- **Instructions for the task**:
All of the entries must be duplicated exactly.

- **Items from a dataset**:
========================

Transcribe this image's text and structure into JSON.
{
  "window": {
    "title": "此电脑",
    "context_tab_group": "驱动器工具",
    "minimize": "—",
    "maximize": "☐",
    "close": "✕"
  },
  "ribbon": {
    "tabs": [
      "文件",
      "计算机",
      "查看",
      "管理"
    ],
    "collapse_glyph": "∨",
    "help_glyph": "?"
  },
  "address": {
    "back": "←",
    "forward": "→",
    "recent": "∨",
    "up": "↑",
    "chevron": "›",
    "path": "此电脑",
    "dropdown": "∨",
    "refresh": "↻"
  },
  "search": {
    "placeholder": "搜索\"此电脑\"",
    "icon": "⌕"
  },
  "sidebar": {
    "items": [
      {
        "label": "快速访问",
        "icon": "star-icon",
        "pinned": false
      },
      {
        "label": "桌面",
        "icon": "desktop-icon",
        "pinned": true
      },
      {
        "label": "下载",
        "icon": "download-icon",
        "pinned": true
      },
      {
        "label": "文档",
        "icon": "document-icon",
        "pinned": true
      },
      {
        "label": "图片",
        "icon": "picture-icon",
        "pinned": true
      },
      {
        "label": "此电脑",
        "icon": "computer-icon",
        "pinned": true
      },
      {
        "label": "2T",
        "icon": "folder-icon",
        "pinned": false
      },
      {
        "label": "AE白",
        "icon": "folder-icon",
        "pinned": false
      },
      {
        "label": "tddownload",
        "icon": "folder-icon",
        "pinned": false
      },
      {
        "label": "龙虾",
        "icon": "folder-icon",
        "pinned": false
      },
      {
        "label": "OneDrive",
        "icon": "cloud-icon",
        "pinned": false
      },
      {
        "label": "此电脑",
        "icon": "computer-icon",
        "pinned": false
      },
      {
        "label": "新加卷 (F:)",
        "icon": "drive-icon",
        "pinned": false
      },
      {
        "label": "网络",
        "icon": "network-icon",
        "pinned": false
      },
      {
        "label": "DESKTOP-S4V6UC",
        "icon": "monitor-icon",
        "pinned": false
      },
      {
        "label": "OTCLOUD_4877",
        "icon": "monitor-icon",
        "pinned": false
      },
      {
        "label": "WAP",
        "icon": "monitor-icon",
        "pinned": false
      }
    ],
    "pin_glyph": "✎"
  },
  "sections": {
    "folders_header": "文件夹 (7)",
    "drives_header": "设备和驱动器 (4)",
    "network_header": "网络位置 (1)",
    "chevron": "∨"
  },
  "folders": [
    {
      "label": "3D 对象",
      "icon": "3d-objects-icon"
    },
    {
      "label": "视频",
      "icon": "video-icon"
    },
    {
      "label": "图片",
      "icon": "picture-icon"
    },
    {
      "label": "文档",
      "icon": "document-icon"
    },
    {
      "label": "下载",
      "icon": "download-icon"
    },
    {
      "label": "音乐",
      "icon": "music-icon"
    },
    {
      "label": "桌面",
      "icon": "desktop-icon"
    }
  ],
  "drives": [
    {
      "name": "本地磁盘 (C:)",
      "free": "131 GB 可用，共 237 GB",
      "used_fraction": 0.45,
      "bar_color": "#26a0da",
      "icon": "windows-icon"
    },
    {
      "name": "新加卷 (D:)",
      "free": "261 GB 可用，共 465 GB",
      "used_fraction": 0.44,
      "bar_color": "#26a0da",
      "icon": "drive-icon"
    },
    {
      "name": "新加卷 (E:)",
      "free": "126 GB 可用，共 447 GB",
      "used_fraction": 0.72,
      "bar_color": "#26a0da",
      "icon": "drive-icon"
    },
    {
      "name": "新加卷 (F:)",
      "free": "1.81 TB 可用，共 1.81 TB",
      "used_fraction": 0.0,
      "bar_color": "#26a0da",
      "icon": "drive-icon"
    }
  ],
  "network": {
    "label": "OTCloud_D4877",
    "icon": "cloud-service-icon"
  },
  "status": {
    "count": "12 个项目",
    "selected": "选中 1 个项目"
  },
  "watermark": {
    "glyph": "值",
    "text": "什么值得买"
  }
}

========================

- **Solved exercise**:
Transcribe this image's text and structure into JSON.
{
  "window": {
    "title": "此电脑",
    "context_tab_group": "驱动器工具",
    "minimize": "—",
    "maximize": "☐",
    "close": "✕"
  },
  "ribbon": {
    "tabs": [
      "文件",
      "计算机",
      "查看",
      "管理"
    ],
    "collapse_glyph": "∨",
    "help_glyph": "?"
  },
  "address": {
    "back": "←",
    "forward": "→",
    "recent": "∨",
    "up": "↑",
    "chevron": "›",
    "path": "此电脑",
    "dropdown": "∨",
    "refresh": "↻"
  },
  "search": {
    "placeholder": "搜索\"此电脑\"",
    "icon": "⌕"
  },
  "sidebar": {
    "items": [
      {
        "label": "快速访问",
        "icon": "star-icon",
        "pinned": false
      },
      {
        "label": "桌面",
        "icon": "desktop-icon",
        "pinned": true
      },
      {
        "label": "下载",
        "icon": "download-icon",
        "pinned": true
      },
      {
        "label": "文档",
        "icon": "document-icon",
        "pinned": true
      },
      {
        "label": "图片",
        "icon": "picture-icon",
        "pinned": true
      },
      {
        "label": "此电脑",
        "icon": "computer-icon",
        "pinned": true
      },
      {
        "label": "2T",
        "icon": "folder-icon",
        "pinned": false
      },
      {
        "label": "AE白",
        "icon": "folder-icon",
        "pinned": false
      },
      {
        "label": "tddownload",
        "icon": "folder-icon",
        "pinned": false
      },
      {
        "label": "龙虾",
        "icon": "folder-icon",
        "pinned": false
      },
      {
        "label": "OneDrive",
        "icon": "cloud-icon",
        "pinned": false
      },
      {
        "label": "此电脑",
        "icon": "computer-icon",
        "pinned": false
      },
      {
        "label": "新加卷 (F:)",
        "icon": "drive-icon",
        "pinned": false
      },
      {
        "label": "网络",
        "icon": "network-icon",
        "pinned": false
      },
      {
        "label": "DESKTOP-S4V6UC",
        "icon": "monitor-icon",
        "pinned": false
      },
      {
        "label": "OTCLOUD_4877",
        "icon": "monitor-icon",
        "pinned": false
      },
      {
        "label": "WAP",
        "icon": "monitor-icon",
        "pinned": false
      }
    ],
    "pin_glyph": "✎"
  },
  "sections": {
    "folders_header": "文件夹 (7)",
    "drives_header": "设备和驱动器 (4)",
    "network_header": "网络位置 (1)",
    "chevron": "∨"
  },
  "folders": [
    {
      "label": "3D 对象",
      "icon": "3d-objects-icon"
    },
    {
      "label": "视频",
      "icon": "video-icon"
    },
    {
      "label": "图片",
      "icon": "picture-icon"
    },
    {
      "label": "文档",
      "icon": "document-icon"
    },
    {
      "label": "下载",
      "icon": "download-icon"
    },
    {
      "label": "音乐",
      "icon": "music-icon"
    },
    {
      "label": "桌面",
      "icon": "desktop-icon"
    }
  ],
  "drives": [
    {
      "name": "本地磁盘 (C:)",
      "free": "131 GB 可用，共 237 GB",
      "used_fraction": 0.45,
      "bar_color": "#26a0da",
      "icon": "windows-icon"
    },
    {
      "name": "新加卷 (D:)",
      "free": "261 GB 可用，共 465 GB",
      "used_fraction": 0.44,
      "bar_color": "#26a0da",
      "icon": "drive-icon"
    },
    {
      "name": "新加卷 (E:)",
      "free": "126 GB 可用，共 447 GB",
      "used_fraction": 0.72,
      "bar_color": "#26a0da",
      "icon": "drive-icon"
    },
    {
      "name": "新加卷 (F:)",
      "free": "1.81 TB 可用，共 1.81 TB",
      "used_fraction": 0.0,
      "bar_color": "#26a0da",
      "icon": "drive-icon"
    }
  ],
  "network": {
    "label": "OTCloud_D4877",
    "icon": "cloud-service-icon"
  },
  "status": {
    "count": "12 个项目",
    "selected": "选中 1 个项目"
  },
  "watermark": {
    "glyph": "值",
    "text": "什么值得买"
  }
}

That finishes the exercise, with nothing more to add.